anything to download the album from the Radiohead
Web site, In Rainbows was No. 1 in the United
States and Britain when it was released on CD a
few months later. Almost as experimental as their
music, the turn away from industry profit proves
Radiohead’s innovation and the freedom artists
have to control their music.
In Rainbows’ first track “15 Step” is a mix of
beat-drops and lyric pops. Yorke’s voice, which
seems always on the verge of sinking into unspoken,
sometimes mangled lyrics, is clear and high-spirited
8212; at least what is high-spirited for Radiohead.
The fourth track, “Arpeggi,” can sink a listener
back into that depressing moody melody that
Radiohead has mastered since its first album,
Pablo Honey, in 1992.
The evolution and the art-gone-music that is
Radiohead spans from the mid-1980s. The band
was first known as “On A Friday” and later bacame
Radiohead, a name officially dubbed and taken
from a song by the rock band Talking Heads.
Fighting through the exhaustion of releasing albums
such as OK Computer (1997), touring, and resting
in the years between album releases, Radiohead
became the icon of the return of the guitar to music
during a time that Britpop was exiting the music
scene. Bands like Nirvana and REM had also set
the stage for sounds with self-despising themes.
Radiohead is often categorized in the same genre,
music that ridicules itself and seems to highlight the
fear of mediocrity and mainstream society.
Listeners shouldn’t get caught up with that general
part of music history or try to force Radiohead
into a genre. The band has experimented with
electronica, techno dance sounds, minimal vocals
and heavy instrumentals 8212; particularly with the
guitar and piano 8212; and plays a distortion of music,
influenced by bands such as the Pixies.
It was the song “Creep” on Radiohead’s first album
Pablo Honey that brought the band attention.
“Creep” was praised for the melody and lyrics but
wasn’t expected to carry the band into success.
It was deemed the hit single of Pablo Honey,
which was followed by The Bends album in
1995. Radiohead toyed skillfully with an electronic
sound in the album Kid A (2000) with songs such
as “Everything in its Right Place” and “Morning
Bell,” but it was OK Computer (1997), themed
on a machine-run society without the technoelectro
sound, that brought Radiohead widespread
recognition. The album included radio hits “Karma
Police” and “Paranoid Android.” In 1998, OK
Computer received a Grammy for best alternative
music performance and was nominated for album

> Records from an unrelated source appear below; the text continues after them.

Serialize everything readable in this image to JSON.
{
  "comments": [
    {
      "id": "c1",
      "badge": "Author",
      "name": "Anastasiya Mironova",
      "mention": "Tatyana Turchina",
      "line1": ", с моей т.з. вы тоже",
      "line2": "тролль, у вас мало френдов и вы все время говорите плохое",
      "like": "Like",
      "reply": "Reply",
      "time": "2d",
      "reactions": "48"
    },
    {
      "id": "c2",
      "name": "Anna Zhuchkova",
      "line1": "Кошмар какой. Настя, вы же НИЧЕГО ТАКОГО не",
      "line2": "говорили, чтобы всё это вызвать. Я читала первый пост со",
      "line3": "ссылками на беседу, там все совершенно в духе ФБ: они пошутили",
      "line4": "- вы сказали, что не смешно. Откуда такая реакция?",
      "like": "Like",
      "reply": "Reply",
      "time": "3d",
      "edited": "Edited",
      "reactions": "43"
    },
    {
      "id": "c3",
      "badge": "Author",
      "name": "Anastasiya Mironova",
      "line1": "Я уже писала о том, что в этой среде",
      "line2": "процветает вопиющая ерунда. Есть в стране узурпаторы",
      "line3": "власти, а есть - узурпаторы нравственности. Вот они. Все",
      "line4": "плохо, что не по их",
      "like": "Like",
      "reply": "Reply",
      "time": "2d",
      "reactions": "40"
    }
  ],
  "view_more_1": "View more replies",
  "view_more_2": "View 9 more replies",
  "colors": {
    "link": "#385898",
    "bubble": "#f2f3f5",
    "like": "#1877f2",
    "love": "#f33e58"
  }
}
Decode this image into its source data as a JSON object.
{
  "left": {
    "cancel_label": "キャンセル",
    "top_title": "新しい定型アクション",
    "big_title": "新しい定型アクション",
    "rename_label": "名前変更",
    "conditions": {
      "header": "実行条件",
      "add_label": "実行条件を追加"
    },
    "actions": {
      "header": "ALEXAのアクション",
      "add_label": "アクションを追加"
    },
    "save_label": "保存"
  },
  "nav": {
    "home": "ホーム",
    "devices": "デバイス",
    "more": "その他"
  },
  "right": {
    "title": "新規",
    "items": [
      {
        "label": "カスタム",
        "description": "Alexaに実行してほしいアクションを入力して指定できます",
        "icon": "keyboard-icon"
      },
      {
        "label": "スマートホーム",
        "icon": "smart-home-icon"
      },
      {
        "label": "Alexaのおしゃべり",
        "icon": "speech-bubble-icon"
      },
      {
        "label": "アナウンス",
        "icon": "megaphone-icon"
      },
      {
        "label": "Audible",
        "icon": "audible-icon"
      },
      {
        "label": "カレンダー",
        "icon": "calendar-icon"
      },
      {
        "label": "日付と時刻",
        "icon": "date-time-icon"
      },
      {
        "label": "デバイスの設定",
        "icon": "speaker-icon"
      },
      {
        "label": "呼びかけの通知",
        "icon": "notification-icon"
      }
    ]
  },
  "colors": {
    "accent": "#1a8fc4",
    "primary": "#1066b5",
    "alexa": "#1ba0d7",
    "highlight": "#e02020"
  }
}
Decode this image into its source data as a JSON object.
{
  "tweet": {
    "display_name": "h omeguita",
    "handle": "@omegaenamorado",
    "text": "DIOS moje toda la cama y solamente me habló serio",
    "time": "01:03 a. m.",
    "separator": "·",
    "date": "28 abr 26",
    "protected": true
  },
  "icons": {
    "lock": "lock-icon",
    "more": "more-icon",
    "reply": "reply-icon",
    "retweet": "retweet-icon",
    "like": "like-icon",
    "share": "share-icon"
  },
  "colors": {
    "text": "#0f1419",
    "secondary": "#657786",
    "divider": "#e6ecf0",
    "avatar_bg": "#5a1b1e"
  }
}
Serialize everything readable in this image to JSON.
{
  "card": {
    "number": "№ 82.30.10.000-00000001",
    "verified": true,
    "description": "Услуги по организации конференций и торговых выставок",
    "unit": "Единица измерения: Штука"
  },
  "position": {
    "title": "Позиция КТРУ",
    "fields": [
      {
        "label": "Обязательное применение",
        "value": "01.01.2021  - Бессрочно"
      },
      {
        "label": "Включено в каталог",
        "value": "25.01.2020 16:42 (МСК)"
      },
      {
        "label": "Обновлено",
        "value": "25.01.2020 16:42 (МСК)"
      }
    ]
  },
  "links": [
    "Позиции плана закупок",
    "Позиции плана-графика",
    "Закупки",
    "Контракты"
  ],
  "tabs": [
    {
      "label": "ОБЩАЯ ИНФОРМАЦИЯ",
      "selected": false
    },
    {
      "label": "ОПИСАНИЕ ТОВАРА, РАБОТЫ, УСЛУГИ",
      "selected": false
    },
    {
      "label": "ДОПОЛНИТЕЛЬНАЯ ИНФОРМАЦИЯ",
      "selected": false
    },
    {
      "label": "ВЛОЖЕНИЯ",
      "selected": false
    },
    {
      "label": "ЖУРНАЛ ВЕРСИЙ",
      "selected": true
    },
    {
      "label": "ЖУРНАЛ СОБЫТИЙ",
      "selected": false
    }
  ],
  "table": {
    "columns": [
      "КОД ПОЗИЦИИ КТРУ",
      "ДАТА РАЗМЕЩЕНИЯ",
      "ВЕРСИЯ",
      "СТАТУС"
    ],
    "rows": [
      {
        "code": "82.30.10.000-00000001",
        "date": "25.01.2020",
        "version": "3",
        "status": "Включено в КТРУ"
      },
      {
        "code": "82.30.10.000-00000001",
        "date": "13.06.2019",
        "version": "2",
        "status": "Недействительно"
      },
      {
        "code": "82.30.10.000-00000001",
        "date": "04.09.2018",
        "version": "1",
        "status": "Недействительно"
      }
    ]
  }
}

of the year.
After Kid A, Radiohead followed up with Amnesiac
in 2001. Together, the two albums, which were
released one year apart, complement the sound
Radiohead was producing at the time. After the
Hail to the Thief album release and tour in
2003, Radiohead nestled into a quiet existence
until In Rainbows. This album continues the
instrumental quality Radiohead has mastered
and alters the band’s specialty of existent/nonexistent
Radiohead band members include Yorke; Jonny
Greenwood, guitar; Colin Greenwood, bass; Phil
Selway, drums; and Ed O’Brien, guitar &- all raised
in Oxford, which remains their stomping grounds
after two decades of musical development. Except
for O’Brien, who lives in London. When Radiohead
comes to Dallas, it really will be “All I Need.